On the music side, Guin received several substantial scholarships from the Hunter Music Department. He performed in Baroque opera scenes by Cavalli and Monteverdi at Hunter’s Lang Recital Hall and he is a member of the Hunter College Collegium Musicum. On the health care side, Guin participated in the Native Americans into Medicine summer program at the University of Minnesota Medical School, a six-week program focusing on math, biochemistry, and health care in diverse communities. While still a student, he was accepted to the Patient Advocacy Volunteer Emergency Research Program at Bellevue Hospital where he acted as a patient-family liaison between the Emergency Room waiting and treatment areas, assisting ER staff with patient care and acting as an advocate for patients in clinical studies. He also worked in the summer of 2005 with Rekindling Reform; this organization’s goal is to promote health care reform with the ultimate objective of a national health insurance for all Americans.
           
Guin is now studying for the entrance exams for medical school.
 
Chi Kuen Kwok         
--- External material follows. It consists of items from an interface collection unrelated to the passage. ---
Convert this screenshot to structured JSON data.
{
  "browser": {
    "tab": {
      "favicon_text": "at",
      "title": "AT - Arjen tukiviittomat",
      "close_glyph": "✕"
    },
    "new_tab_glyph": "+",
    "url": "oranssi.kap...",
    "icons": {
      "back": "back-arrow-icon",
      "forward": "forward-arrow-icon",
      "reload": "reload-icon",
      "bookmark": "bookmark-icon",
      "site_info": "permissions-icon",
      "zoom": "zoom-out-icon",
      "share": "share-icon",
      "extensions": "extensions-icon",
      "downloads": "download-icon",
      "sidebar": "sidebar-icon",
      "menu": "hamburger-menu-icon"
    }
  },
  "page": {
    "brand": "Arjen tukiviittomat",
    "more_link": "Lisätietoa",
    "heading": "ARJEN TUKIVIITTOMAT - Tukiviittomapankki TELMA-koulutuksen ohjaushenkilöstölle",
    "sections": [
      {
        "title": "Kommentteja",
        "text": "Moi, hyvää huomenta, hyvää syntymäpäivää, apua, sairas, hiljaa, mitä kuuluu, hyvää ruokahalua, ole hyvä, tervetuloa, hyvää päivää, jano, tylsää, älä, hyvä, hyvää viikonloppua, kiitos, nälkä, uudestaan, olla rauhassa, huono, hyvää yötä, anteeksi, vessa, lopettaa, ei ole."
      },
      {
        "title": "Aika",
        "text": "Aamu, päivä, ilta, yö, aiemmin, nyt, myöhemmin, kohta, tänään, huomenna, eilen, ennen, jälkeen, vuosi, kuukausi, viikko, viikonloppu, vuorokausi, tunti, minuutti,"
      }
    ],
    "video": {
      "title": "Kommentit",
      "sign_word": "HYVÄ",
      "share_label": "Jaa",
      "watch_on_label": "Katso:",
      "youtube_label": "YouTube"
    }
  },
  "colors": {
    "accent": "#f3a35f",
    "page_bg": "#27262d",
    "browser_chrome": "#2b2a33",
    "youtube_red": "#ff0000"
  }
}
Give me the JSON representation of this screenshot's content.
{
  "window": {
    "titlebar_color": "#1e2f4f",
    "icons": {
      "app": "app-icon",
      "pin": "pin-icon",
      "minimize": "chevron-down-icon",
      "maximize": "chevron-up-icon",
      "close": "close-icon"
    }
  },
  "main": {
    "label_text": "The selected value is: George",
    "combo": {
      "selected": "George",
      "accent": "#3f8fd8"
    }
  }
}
Theatre Production/Psychology concentration
           
Chi Kuen (Jimmy) Kwok, who comes from Hong Kong, worked for ten years there as a dubbing artist, providing Cantonese voice-overs for English films, utilizing his writing and translation skills for such famous actors as Jim Carrey, Brad Pitt, Leonardo DiCaprio and Mike Myers. At the same time, he was a performer for Zuni Production and Edward Lam Dance Theater, giving over 100 performances in Hong Kong, Beijing, Macau, London, and Okinawa, in the native tongue of each city. Then, he founded the production company “Jimmy’s Style,” where he worked as the director, writer and performer, using the stage to educate the community about social issues that had no other forum in Hong Kong, such as AIDS, homosexuality, women’s rights, and the former colony’s identity crisis. He achieved success and recognition in Hong Kong and other parts of Asia but wanted to play to a broader, more sophisticated international audience, so he came to New York to pursue a higher education.           
           
Kwok completed two areas of concentration in the CUNY BA Program, one in Theater Production and one in Psychology. In the spring 2004 semester, Kwok wrote “The more psychology classes I take, the more I believe there is a strong connection between theater and psychology. When studying child psychology and social psychology, I learned not only the psychologies of children and human interactions, I also found most of the theories behind those psychologies could be used as themes for plays.” Kwok has been accepted to the MSW programs at Hunter, Columbia and NYU.

Submitted on: MAY 1, 2006

Category: Press Room